So the map may say more about Twitter users than it does about the general population. But Alon Avidan, professor of neurology at the University of California at Los Angeles Medical Center, says he wasn't surprised that people in the United States were staying up all night. He's seen insomnia increase significantly since that fateful night when Donald Trump won the electoral vote.
"I've seen a lot more patients than normal since the election," he says. "Whenever there are big political events and uncertainties in the country, people get excited, angry, happy, sad, and all of those emotions can keep them awake. It happened after 9/11 and other major political and global events, too."
Avidan isn't the first one to notice this trend. Journalist Lisa Belkin spoke to a host of blue-state residents about their Trump-induced insomnia for a Yahoo story last week.
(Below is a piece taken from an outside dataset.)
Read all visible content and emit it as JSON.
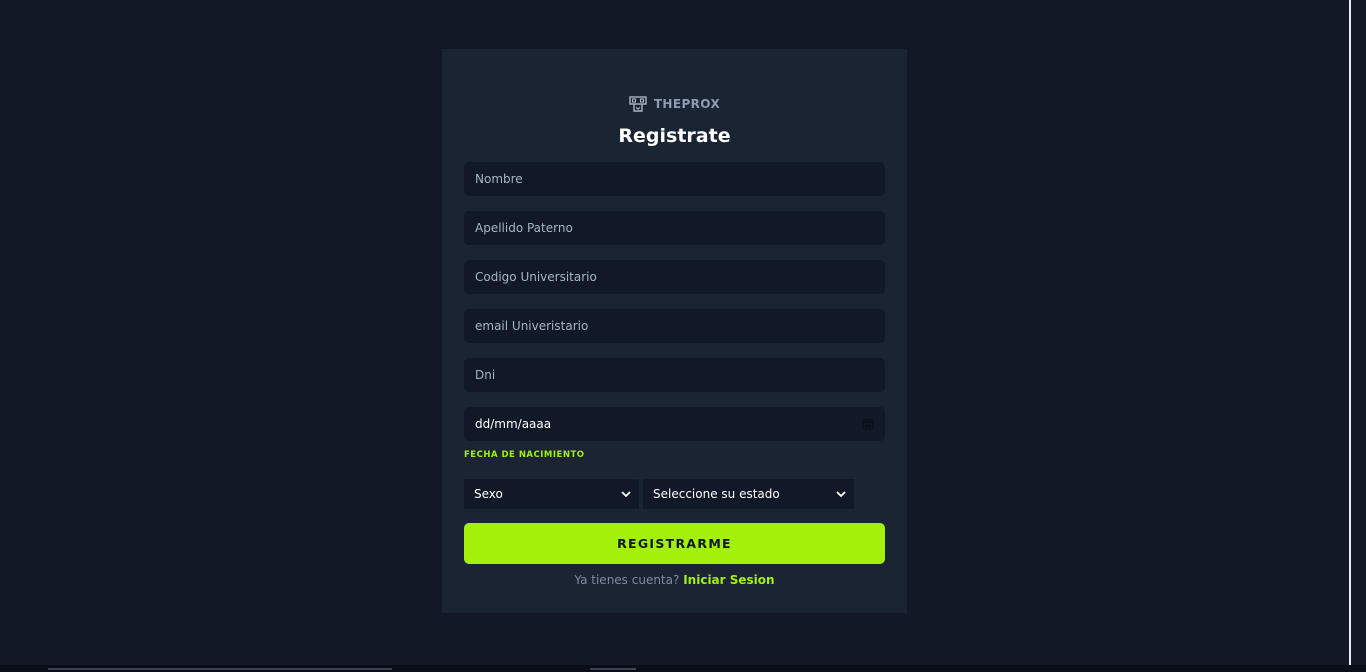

A new New York fashion designer, a software trainer who's battling cancer and worried about health insurance, a Boston education advocate—all of them told her they'd lost sleep after the election.
The insomnia map does show some correlation with whether a state voted for Trump or Hillary. In North Dakota, for instance, no one Tweeted about insomnia in the 24 hours before press time. The same went for South Dakota, Nebraska, and Wisconsin, which all went to Trump in the election, and had no more than two glowing dots each in the past 24 hours.
The data on the insomnia map looks somewhat different from a 2004 study sponsored by Ambien, which used CDC data to identify the best and worst places to get sleep. Detroit, with its high rates of stress-inducing poverty, crime and divorce, ranked it as the worst place to sleep; this was also reflected on the current map. Cleveland and Nashville followed close behind in the 2004 study, but seem to be doing better now, at least based on the absence of glowing dots.
Post-election anxiety aside, Avidan said he also wasn't surprised that the Twitter map showed more people losing sleep in major cities. Cities in general are not just hotbeds of Trump anxiety; they're bad for sleep, too: Environmental triggers like light pollution and noises from sirens, airports or other people are all things that encourage the body to wake up and stay alert.
One recent study found that insomniacs who went camping had an easier time falling asleep when the sun went down because there weren't artificial lights keeping them awake. But it wasn't just the absence of city lights—they were out in the wilderness without electronics, Avidan points out. Computers, TVs, smartphones and the like produce so-called blue light, which delays the body's production and release of the sleep hormone melatonin. Plus, Avidan says, when people get on social media late at night, it's likely to stimulate them in ways that make sleep even more unattainable. "I tell people to read before bed, but it doesn't work if you read something that's stimulating or upsetting," he says. "Sometimes I find out that people are reading The Da Vinci Code or staying up until 4 AM reading a spy novel; what people really need before bed is something relatively boring. I like Smithsonian Magazine or National Geographic."
Not surprisingly, some data suggests people in cities that get more sleep on average are also happier. "Our researchers initially thought ... that an individual's financial security or the quality of an individual's relationships would have an overriding impact on one's happiness," researcher Bert Sperling wrote in a statement about the 2004 Ambien/CDC study. "However, the conclusion appears clear: Getting consistent restful sleep is strongly correlated to being happy and productive, and feeling healthy both mentally and emotionally."